Decision models can be very useful. They can also be very bad. ISPOR and SMDM recently got together to form the Modeling Good Research Practices Task Force and have produced a set of reports. One of the reports, by David Eddy and colleagues, considers Model Transparency and Validation. The authors discuss the importance of transparency and validation in ensuring model credibility. They provide an excellent set of best practices that all modellers should follow. Go and read it.

The problem

The apparent effectiveness of a health care intervention can be distorted in many ways. Ben Goldacre‘s new book does a pretty good job of covering these. When it comes to cost-effectiveness the opportunities possibilities for distortion increase exponentially. A recent paper investigated FDA actions against health economic promotions. Many companies seek to promote products based on their economic value of “saving money” or “lowering costs”. The most common type of economic violation was an implied claim of cost savings due to work productivity or functioning. One can imagine how an unjustified figure of this nature could go unrecognised in a model.

There will always be intentionally misleading models, with which regulators will have to deal. However, most researchers’ models will have validity issues in spite of good intentions. If Eddy et al’s best practices were adhered to by good researchers then bad models could be easily identified and amended. The authors argue that, to ensure transparency, each model should be accompanied by both technical and non-technical documentation available to interested readers. However, a feasible process of ensuring transparency in this way does not currently exist.

The solution

The solution is to establish a model registry and database. It is unrealistic to expect journal publishers to accept extensive appendices, to which additions would need to be made as a model is developed.

Setting up a registry and online database would be very simple. Inclusion in the registry should require a minimum submission to the database: Eddy et al’s proposed non-technical documentation. Further information and files could be optional. Each model, whether single-application or multi-application, would be assigned a registration number and a corresponding database entry and webpage. The webpage could include all of the technical and non-technical documentation required by Eddy et al’s best practices. It could also include relevant citations, manuals and code. The site should provide a means for feedback and discussion. As models are updated and improved, or used in other applications, details can be added about subsequent versions. I’m not convinced of the argument presented by Eddy et al regarding intellectual property. This is meant to be science; one wouldn’t expect a health researcher to keep their trial design secret. Regardless, a registry would further protect intellectual property rights. Copyright is an automatic right in most countries, and plagiarism or use without appropriate attribution could easily be recognised and acted upon in a transparent system. The registry would provide a means of ensuring appropriate attribution of intellectual property.
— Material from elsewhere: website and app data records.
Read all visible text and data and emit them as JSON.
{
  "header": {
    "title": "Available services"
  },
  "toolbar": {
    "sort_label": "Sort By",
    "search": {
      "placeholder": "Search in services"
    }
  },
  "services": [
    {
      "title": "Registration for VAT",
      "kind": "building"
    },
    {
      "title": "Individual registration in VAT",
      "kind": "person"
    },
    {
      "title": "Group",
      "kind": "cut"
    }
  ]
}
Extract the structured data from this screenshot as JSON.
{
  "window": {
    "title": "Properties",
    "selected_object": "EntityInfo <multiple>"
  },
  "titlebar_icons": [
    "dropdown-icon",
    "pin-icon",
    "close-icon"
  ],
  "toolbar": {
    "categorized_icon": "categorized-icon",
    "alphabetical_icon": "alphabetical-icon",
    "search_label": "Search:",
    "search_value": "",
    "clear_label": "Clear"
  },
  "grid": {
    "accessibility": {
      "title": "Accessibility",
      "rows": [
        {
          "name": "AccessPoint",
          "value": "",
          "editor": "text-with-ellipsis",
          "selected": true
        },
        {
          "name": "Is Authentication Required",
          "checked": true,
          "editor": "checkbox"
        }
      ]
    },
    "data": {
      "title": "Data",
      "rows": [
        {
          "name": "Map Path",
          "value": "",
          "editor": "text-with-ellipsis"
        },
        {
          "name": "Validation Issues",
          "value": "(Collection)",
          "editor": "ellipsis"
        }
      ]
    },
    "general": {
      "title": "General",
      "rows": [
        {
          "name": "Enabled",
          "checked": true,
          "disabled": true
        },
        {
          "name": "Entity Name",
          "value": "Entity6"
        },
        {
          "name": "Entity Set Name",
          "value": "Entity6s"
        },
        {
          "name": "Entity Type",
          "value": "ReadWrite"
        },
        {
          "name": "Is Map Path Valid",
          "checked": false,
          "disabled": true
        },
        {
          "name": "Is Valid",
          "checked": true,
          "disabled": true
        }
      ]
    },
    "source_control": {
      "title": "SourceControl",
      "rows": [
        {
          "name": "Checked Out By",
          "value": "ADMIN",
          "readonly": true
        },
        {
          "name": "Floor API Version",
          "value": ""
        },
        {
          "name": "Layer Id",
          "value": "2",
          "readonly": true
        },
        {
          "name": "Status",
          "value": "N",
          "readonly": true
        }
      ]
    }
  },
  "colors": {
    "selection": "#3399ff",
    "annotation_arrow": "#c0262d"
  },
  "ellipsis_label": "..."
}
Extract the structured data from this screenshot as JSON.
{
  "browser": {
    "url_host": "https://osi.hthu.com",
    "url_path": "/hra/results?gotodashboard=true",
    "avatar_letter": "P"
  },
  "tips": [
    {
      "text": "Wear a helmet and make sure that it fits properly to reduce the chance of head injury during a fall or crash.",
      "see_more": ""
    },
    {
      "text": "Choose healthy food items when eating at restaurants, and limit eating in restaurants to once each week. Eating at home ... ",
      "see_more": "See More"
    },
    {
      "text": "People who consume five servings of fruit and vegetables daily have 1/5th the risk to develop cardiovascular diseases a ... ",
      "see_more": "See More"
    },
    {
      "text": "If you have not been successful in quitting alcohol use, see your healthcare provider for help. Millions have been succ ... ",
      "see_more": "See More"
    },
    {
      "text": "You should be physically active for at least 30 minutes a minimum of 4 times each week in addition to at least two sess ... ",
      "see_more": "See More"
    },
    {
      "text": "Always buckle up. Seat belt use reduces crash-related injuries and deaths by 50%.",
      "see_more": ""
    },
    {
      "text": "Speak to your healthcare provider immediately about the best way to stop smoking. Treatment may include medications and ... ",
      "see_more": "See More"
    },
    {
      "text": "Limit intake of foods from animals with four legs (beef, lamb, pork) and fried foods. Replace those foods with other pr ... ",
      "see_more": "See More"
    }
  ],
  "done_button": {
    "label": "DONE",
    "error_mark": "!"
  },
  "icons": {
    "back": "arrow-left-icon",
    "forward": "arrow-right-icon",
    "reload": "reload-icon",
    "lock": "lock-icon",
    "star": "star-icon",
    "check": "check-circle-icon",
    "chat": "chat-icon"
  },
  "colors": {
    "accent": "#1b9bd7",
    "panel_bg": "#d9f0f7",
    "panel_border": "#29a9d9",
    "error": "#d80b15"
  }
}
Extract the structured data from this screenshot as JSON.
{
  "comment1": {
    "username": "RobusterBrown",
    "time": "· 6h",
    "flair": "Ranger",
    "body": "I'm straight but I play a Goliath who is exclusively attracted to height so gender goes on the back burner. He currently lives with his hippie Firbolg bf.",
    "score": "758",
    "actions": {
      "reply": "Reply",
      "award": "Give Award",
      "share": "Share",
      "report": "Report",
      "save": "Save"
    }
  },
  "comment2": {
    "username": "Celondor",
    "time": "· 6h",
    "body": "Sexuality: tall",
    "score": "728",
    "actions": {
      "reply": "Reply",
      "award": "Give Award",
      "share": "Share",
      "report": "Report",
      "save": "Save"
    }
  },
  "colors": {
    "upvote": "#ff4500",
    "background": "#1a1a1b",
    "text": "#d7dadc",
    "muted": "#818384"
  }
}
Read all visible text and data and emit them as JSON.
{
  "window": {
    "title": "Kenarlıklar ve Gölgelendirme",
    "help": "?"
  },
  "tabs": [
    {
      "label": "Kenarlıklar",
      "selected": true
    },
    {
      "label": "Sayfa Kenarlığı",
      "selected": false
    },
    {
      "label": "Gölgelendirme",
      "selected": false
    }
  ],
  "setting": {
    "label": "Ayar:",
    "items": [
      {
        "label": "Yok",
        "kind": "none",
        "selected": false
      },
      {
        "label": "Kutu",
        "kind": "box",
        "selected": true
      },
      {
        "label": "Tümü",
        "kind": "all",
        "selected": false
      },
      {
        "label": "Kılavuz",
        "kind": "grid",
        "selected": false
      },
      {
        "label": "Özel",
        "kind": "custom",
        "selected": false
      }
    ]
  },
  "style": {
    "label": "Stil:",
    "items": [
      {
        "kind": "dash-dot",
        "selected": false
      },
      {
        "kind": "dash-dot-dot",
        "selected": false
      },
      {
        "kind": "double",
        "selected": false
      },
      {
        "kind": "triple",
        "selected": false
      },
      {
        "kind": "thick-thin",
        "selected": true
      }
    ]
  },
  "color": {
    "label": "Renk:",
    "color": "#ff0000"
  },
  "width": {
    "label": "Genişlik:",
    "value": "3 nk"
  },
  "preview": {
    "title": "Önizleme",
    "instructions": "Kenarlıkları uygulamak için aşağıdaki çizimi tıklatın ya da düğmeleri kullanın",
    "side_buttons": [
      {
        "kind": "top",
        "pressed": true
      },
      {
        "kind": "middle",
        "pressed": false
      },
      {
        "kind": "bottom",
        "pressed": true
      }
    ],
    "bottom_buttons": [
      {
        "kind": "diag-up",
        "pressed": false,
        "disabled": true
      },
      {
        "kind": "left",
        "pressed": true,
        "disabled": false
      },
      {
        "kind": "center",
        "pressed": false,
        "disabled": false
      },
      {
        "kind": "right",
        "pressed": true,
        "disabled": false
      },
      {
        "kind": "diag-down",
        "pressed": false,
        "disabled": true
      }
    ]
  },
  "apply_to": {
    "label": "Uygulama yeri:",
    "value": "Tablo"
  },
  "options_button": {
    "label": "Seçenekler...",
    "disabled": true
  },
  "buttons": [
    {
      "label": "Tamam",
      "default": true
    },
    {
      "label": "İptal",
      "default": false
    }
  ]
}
There will be costs associated with maintaining such a registry and database (web hosting, doi fees), but most would be achieved by the contribution of researchers’ time. Academics are well accustomed to pro bono work and this shouldn’t represent a serious barrier. The primary challenge would be in encouraging researchers to submit their models to the registry. Model registration could not be a pre-requisite for publication in the same way as trial registration, so researchers would have to see other incentives. I would see the primary benefit as increased citations. If people are allowed to use existing models this will lead to further citation of the original, which could be facilitated by the provision of a Digital Object Identifier and would promote model validation.

An open and transparent registry would enable the research community to investigate the validity of models, which may be used to inform policy decisions. A registry would also help prevent the duplication of efforts. So, I call on relevant organisations (ISPOR, SMDM, OHE, CRD etc) to establish a registry of this nature. If you don’t do it soon I’ll have to do it myself.

DOI: 10.6084/m9.figshare.1246218